Berlin in the late 1920s was a dynamic, fast-paced city with a remarkably seedy underbelly. As the capital of the Weimar Republic (the German state as it existed between the end of World War I and Hitler's rise), its diverse population channeled the trauma from World War I into a particularly intense brand of hedonism and criminality. “Babylon Berlin,” the hit German series available to American audiences through Netflix, explores the interplay between the city’s various factions in a frank, unrestrained and thrilling manner.
Released originally in Oct. 2017, “Babylon Berlin” took Germany by storm, drawing numbers of viewers only surpassed by “Game of Thrones” and supposedly costing more than any German TV series ever made. The show follows Gereon Rath (Volker Bruch, “Generation War”), a police inspector from Cologne. Traumatized by his experiences in the war, he is assigned to investigate a complicated web of threats and blackmail involving a pornographic film. Charlotte Ritter (Liv Lisa Fries, “Und morgen Mittag bin ich tot”), a poor police typist who also spends her nights working at a gritty club, crosses paths with Rath and eventually becomes his assistant as he works through the capital.
While the plot mainly focuses on Rath and Ritter, it encompasses a sprawling variety of topics ranging from a Soviet smuggling operation to conflicts within the Berlin mafia. However, what seems to rise above all of the plotlines is the city of Berlin itself. Each individual story dives into a different aspect of the city’s collective psyche in the postwar era, depicting the different ways in which people tried to escape the trauma from the war. Rath indulges in drugs, while many retreat into extremely hedonistic establishments such as Moka Efti, the nightclub where Ritter works. The sets and costumes that depict scenes of life in 1920s Berlin are painstakingly detailed and imbue a sense of vibrancy, going beyond simply being pleasant to look at. The environment in the city is reminiscent of 1970s New York, as shown in the HBO series “The Deuce,” with increased social freedom but a layer of moral and physical degradation.
Despite the dizzying array of plotlines and characters, the show moves along at a quick pace, but still leaves enough room to take it all in and feel the energy and chaos of Weimar Berlin. Rath and Ritter, the two main subjects of the show, naturally stand out from the pack. Bruch is capable of conveying a wide range of emotion and internal turmoil with little dialogue, and Fries convincingly portrays Ritter as a young woman taking advantage of her society’s increased social freedoms to unshackle herself from the wretched life in the tenements that she is used to.
The main concern to be expected with a show such as “Babylon Berlin” is whether it will drown under its own ambition. It immediately dives into several seemingly disconnected plotlines. While they do thoroughly explore different facets of Weimar Berlin, the question remains as to whether the show can tie them together cohesively and not create the sense that it could have benefited from a tighter narrative structure.

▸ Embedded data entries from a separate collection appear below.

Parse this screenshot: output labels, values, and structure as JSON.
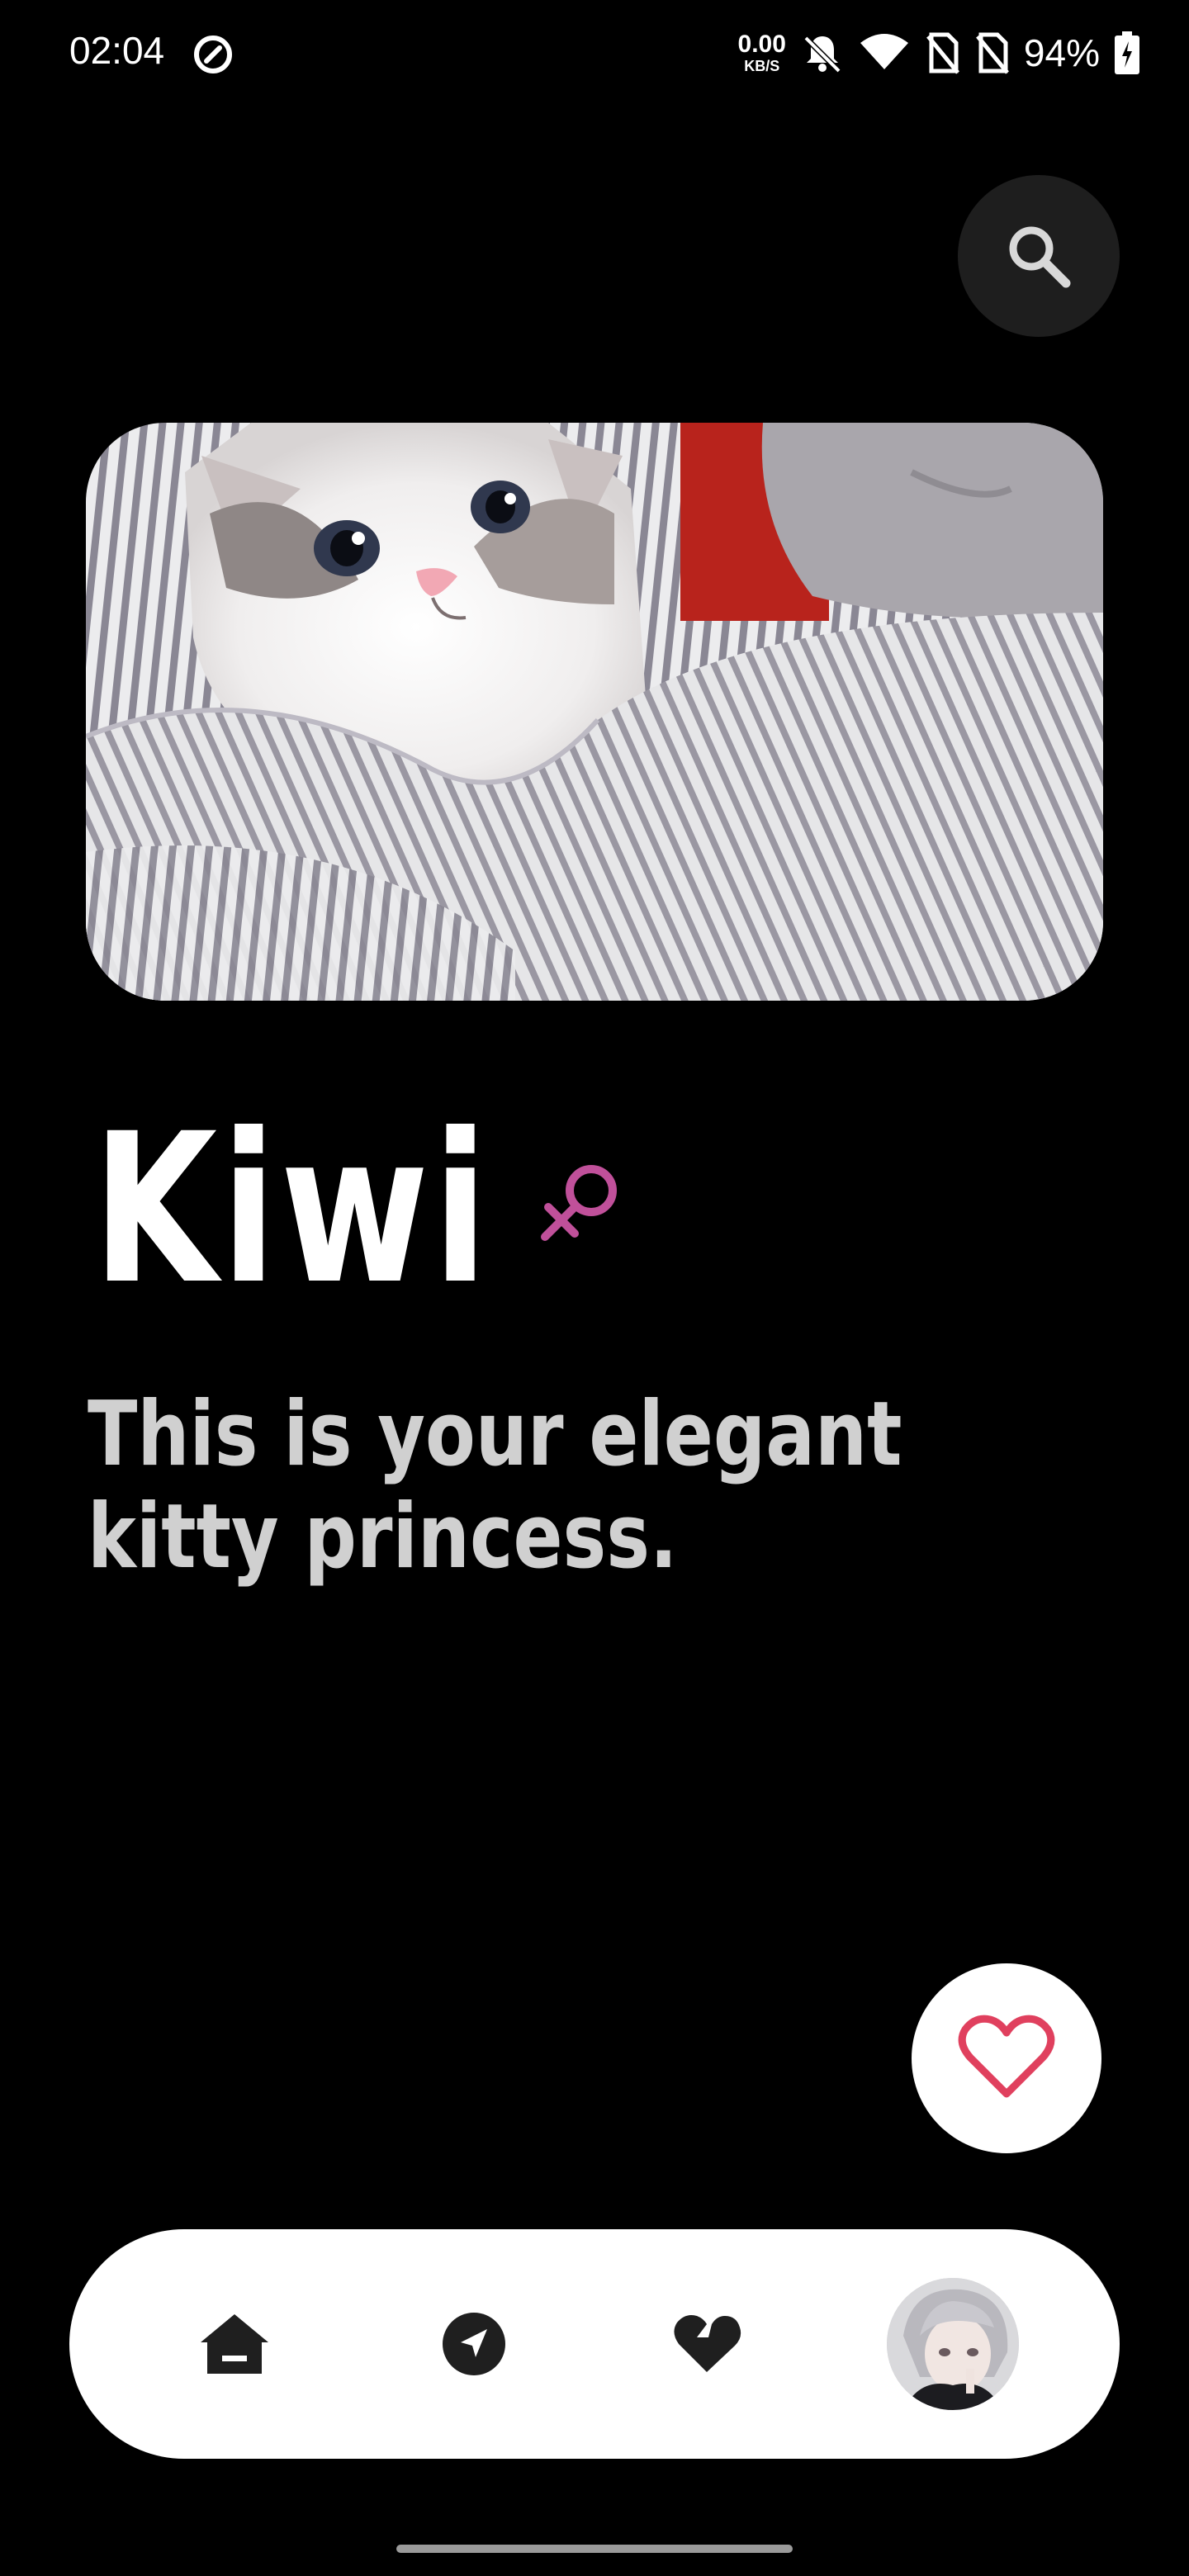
{
  "status_bar": {
    "time": "02:04",
    "net_speed_value": "0.00",
    "net_speed_unit": "KB/S",
    "battery": "94%"
  },
  "pet": {
    "name": "Kiwi",
    "gender_icon": "female-symbol-icon",
    "description": "This is your elegant kitty princess."
  },
  "colors": {
    "background": "#000000",
    "accent_like": "#e0405e",
    "gender": "#c0509a",
    "nav_background": "#ffffff"
  },
  "nav": {
    "items": [
      {
        "icon": "home-icon"
      },
      {
        "icon": "explore-icon"
      },
      {
        "icon": "heart-icon"
      },
      {
        "icon": "avatar"
      }
    ]
  }
}
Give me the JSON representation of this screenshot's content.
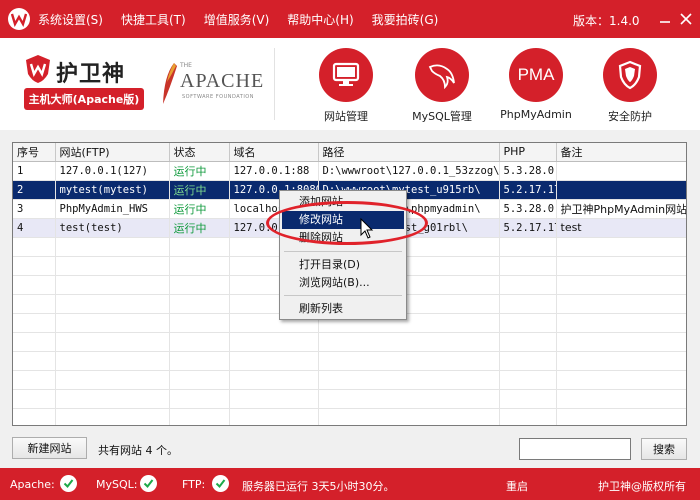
{
  "menu": {
    "items": [
      "系统设置(S)",
      "快捷工具(T)",
      "增值服务(V)",
      "帮助中心(H)",
      "我要拍砖(G)"
    ],
    "version": "版本：1.4.0"
  },
  "brand": {
    "name": "护卫神",
    "subtitle": "主机大师(Apache版)",
    "apache_word": "APACHE",
    "apache_sub": "SOFTWARE FOUNDATION",
    "apache_prefix": "THE"
  },
  "tools": [
    {
      "label": "网站管理",
      "icon": "monitor-icon"
    },
    {
      "label": "MySQL管理",
      "icon": "mysql-dolphin-icon"
    },
    {
      "label": "PhpMyAdmin",
      "icon": "pma-icon",
      "icon_text": "PMA"
    },
    {
      "label": "安全防护",
      "icon": "shield-icon"
    }
  ],
  "table": {
    "headers": [
      "序号",
      "网站(FTP)",
      "状态",
      "域名",
      "路径",
      "PHP",
      "备注"
    ],
    "rows": [
      [
        "1",
        "127.0.0.1(127)",
        "运行中",
        "127.0.0.1:88",
        "D:\\wwwroot\\127.0.0.1_53zzog\\",
        "5.3.28.0",
        ""
      ],
      [
        "2",
        "mytest(mytest)",
        "运行中",
        "127.0.0.1:8080",
        "D:\\wwwroot\\mytest_u915rb\\",
        "5.2.17.17",
        ""
      ],
      [
        "3",
        "PhpMyAdmin_HWS",
        "运行中",
        "localhost:999",
        "D:\\Hws.Master\\phpmyadmin\\",
        "5.3.28.0",
        "护卫神PhpMyAdmin网站"
      ],
      [
        "4",
        "test(test)",
        "运行中",
        "127.0.0.1:80",
        "D:\\wwwroot\\test_g01rbl\\",
        "5.2.17.17",
        "test"
      ]
    ],
    "selected_row": 1
  },
  "context_menu": {
    "items": [
      "添加网站",
      "修改网站",
      "删除网站",
      "打开目录(D)",
      "浏览网站(B)...",
      "刷新列表"
    ],
    "highlighted": 1
  },
  "bottom": {
    "new_site": "新建网站",
    "count_text": "共有网站 4 个。",
    "search_value": "",
    "search_button": "搜索"
  },
  "status": {
    "apache_label": "Apache:",
    "mysql_label": "MySQL:",
    "ftp_label": "FTP:",
    "uptime": "服务器已运行 3天5小时30分。",
    "restart": "重启",
    "copyright": "护卫神@版权所有"
  },
  "colors": {
    "brand_red": "#d4202a",
    "selection_navy": "#0a2a6e",
    "status_green": "#109a3d"
  }
}
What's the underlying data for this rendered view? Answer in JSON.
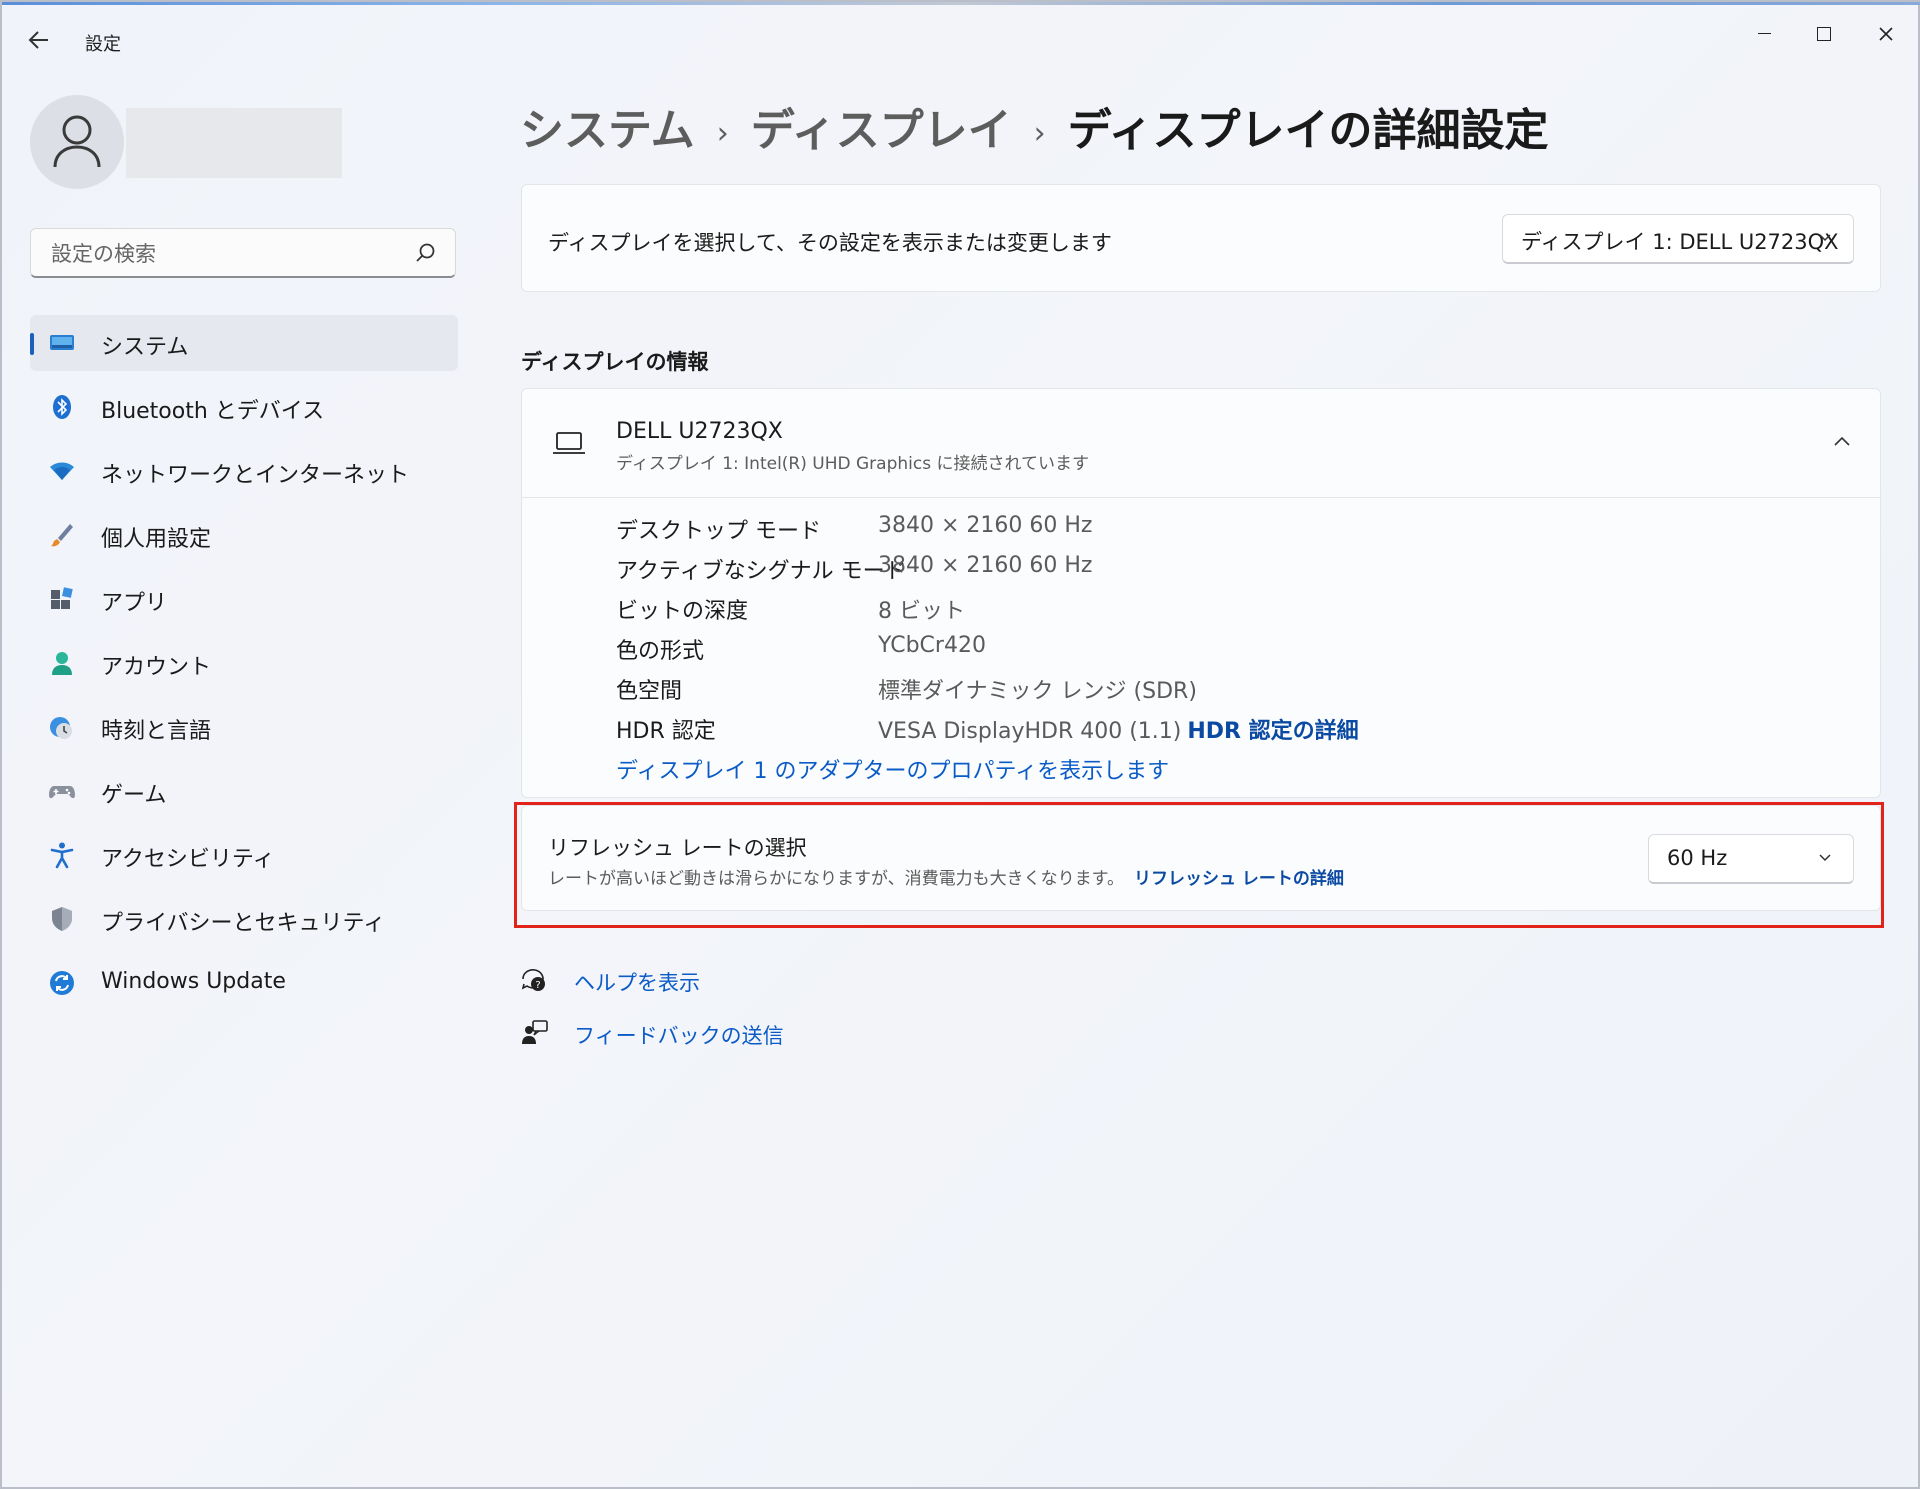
{
  "window": {
    "title": "設定"
  },
  "sidebar": {
    "search_placeholder": "設定の検索",
    "items": [
      {
        "label": "システム",
        "icon": "system-icon",
        "active": true
      },
      {
        "label": "Bluetooth とデバイス",
        "icon": "bluetooth-icon"
      },
      {
        "label": "ネットワークとインターネット",
        "icon": "wifi-icon"
      },
      {
        "label": "個人用設定",
        "icon": "brush-icon"
      },
      {
        "label": "アプリ",
        "icon": "apps-icon"
      },
      {
        "label": "アカウント",
        "icon": "account-icon"
      },
      {
        "label": "時刻と言語",
        "icon": "time-language-icon"
      },
      {
        "label": "ゲーム",
        "icon": "gamepad-icon"
      },
      {
        "label": "アクセシビリティ",
        "icon": "accessibility-icon"
      },
      {
        "label": "プライバシーとセキュリティ",
        "icon": "shield-icon"
      },
      {
        "label": "Windows Update",
        "icon": "windows-update-icon"
      }
    ]
  },
  "breadcrumb": {
    "level1": "システム",
    "level2": "ディスプレイ",
    "current": "ディスプレイの詳細設定"
  },
  "select_display": {
    "text": "ディスプレイを選択して、その設定を表示または変更します",
    "value": "ディスプレイ 1: DELL U2723QX"
  },
  "display_info": {
    "section_title": "ディスプレイの情報",
    "name": "DELL U2723QX",
    "subtitle": "ディスプレイ 1: Intel(R) UHD Graphics に接続されています",
    "rows": [
      {
        "key": "デスクトップ モード",
        "value": "3840 × 2160 60 Hz"
      },
      {
        "key": "アクティブなシグナル モード",
        "value": "3840 × 2160 60 Hz"
      },
      {
        "key": "ビットの深度",
        "value": "8 ビット"
      },
      {
        "key": "色の形式",
        "value": "YCbCr420"
      },
      {
        "key": "色空間",
        "value": "標準ダイナミック レンジ (SDR)"
      },
      {
        "key": "HDR 認定",
        "value": "VESA DisplayHDR 400 (1.1)",
        "link": "HDR 認定の詳細"
      }
    ],
    "adapter_link": "ディスプレイ 1 のアダプターのプロパティを表示します"
  },
  "refresh_rate": {
    "title": "リフレッシュ レートの選択",
    "description": "レートが高いほど動きは滑らかになりますが、消費電力も大きくなります。",
    "link": "リフレッシュ レートの詳細",
    "value": "60 Hz"
  },
  "footer_links": {
    "help": "ヘルプを表示",
    "feedback": "フィードバックの送信"
  },
  "colors": {
    "accent": "#0b5bc7",
    "highlight": "#e2231a",
    "active_bar": "#1d5fbf"
  }
}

Overall, the pilot paints an intriguing and stylish portrait of a city and period of time that is rarely explored in popular culture, and it is worth exploring further to see how the seeds were planted for a more infamous period to come.